* To do
Go through the listing below, count the lines that contain "Implement", and state the number alone.
Segment Start: Records shown
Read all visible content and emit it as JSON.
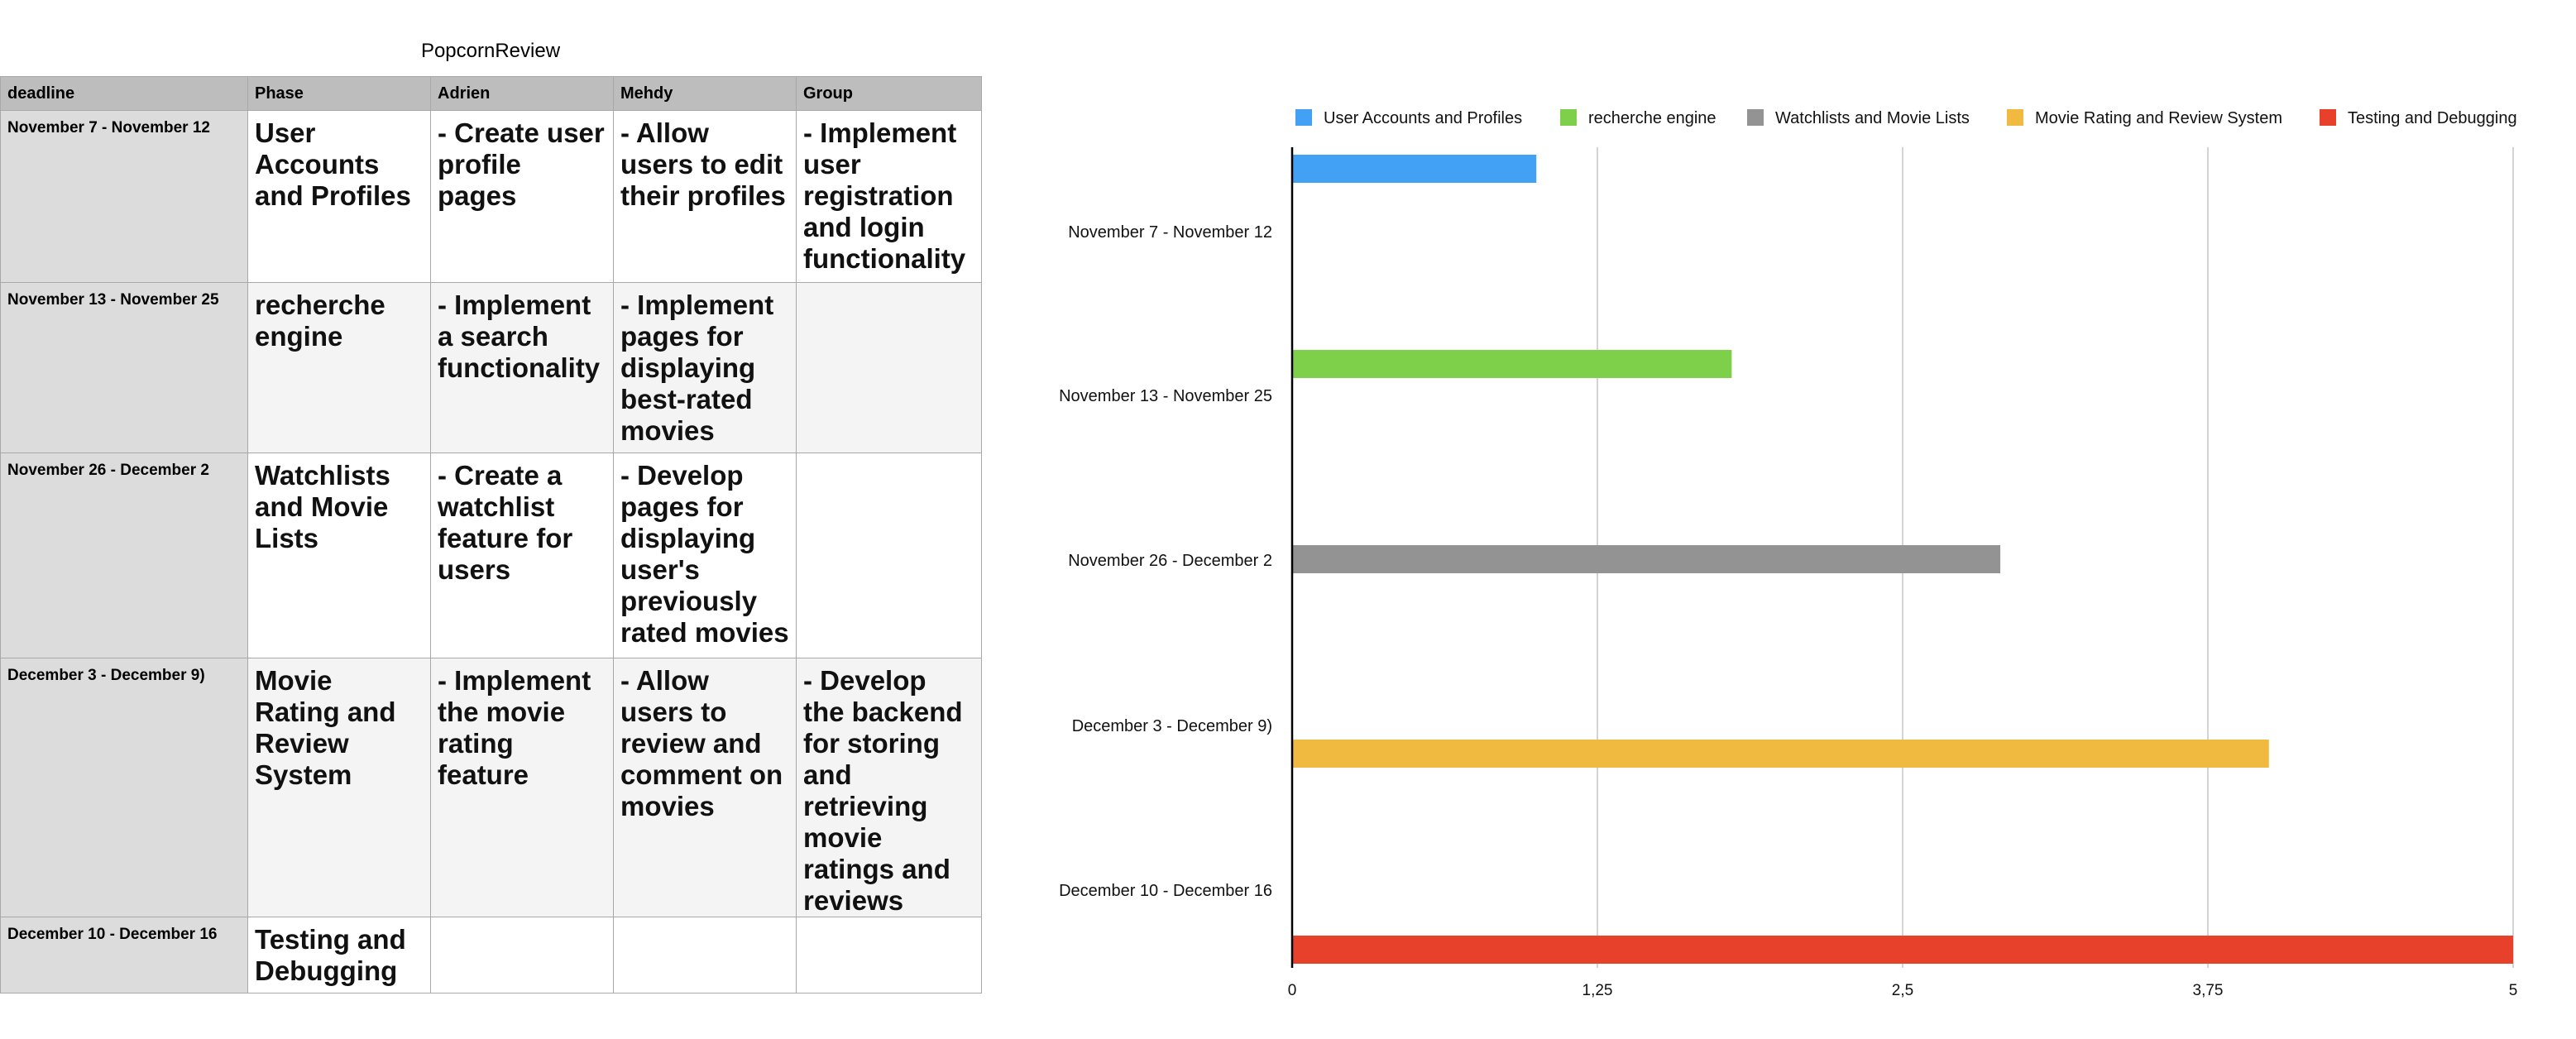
{
  "sheet": {
    "title": "PopcornReview",
    "headers": [
      "deadline",
      "Phase",
      "Adrien",
      "Mehdy",
      "Group"
    ],
    "rows": [
      {
        "deadline": "November 7 - November 12",
        "phase": "User Accounts and Profiles",
        "adrien": "- Create user profile pages",
        "mehdy": "- Allow users to edit their profiles",
        "group": "- Implement user registration and login functionality"
      },
      {
        "deadline": "November 13 - November 25",
        "phase": "recherche engine",
        "adrien": "- Implement a search functionality",
        "mehdy": "- Implement pages for displaying best-rated movies",
        "group": ""
      },
      {
        "deadline": "November 26 - December 2",
        "phase": "Watchlists and Movie Lists",
        "adrien": "- Create a watchlist feature for users",
        "mehdy": "- Develop pages for displaying user's previously rated movies",
        "group": ""
      },
      {
        "deadline": "December 3 - December 9)",
        "phase": "Movie Rating and Review System",
        "adrien": "- Implement the movie rating feature",
        "mehdy": "- Allow users to review and comment on movies",
        "group": "- Develop the backend for storing and retrieving movie ratings and reviews"
      },
      {
        "deadline": "December 10 - December 16",
        "phase": "Testing and Debugging",
        "adrien": "",
        "mehdy": "",
        "group": ""
      }
    ]
  },
  "chart_data": {
    "type": "bar",
    "orientation": "horizontal",
    "categories": [
      "November 7 - November 12",
      "November 13 - November 25",
      "November 26 - December 2",
      "December 3 - December 9)",
      "December 10 - December 16"
    ],
    "series": [
      {
        "name": "User Accounts and Profiles",
        "color": "#42a0f5",
        "values": [
          1,
          null,
          null,
          null,
          null
        ]
      },
      {
        "name": "recherche engine",
        "color": "#7ed04b",
        "values": [
          null,
          1.8,
          null,
          null,
          null
        ]
      },
      {
        "name": "Watchlists and Movie Lists",
        "color": "#939393",
        "values": [
          null,
          null,
          2.9,
          null,
          null
        ]
      },
      {
        "name": "Movie Rating and Review System",
        "color": "#f0ba41",
        "values": [
          null,
          null,
          null,
          4,
          null
        ]
      },
      {
        "name": "Testing and Debugging",
        "color": "#e8412b",
        "values": [
          null,
          null,
          null,
          null,
          5
        ]
      }
    ],
    "xlim": [
      0,
      5
    ],
    "xticks": [
      "0",
      "1,25",
      "2,5",
      "3,75",
      "5"
    ],
    "grid": "vertical",
    "legend": "top"
  }
}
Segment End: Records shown
* Problem solution
4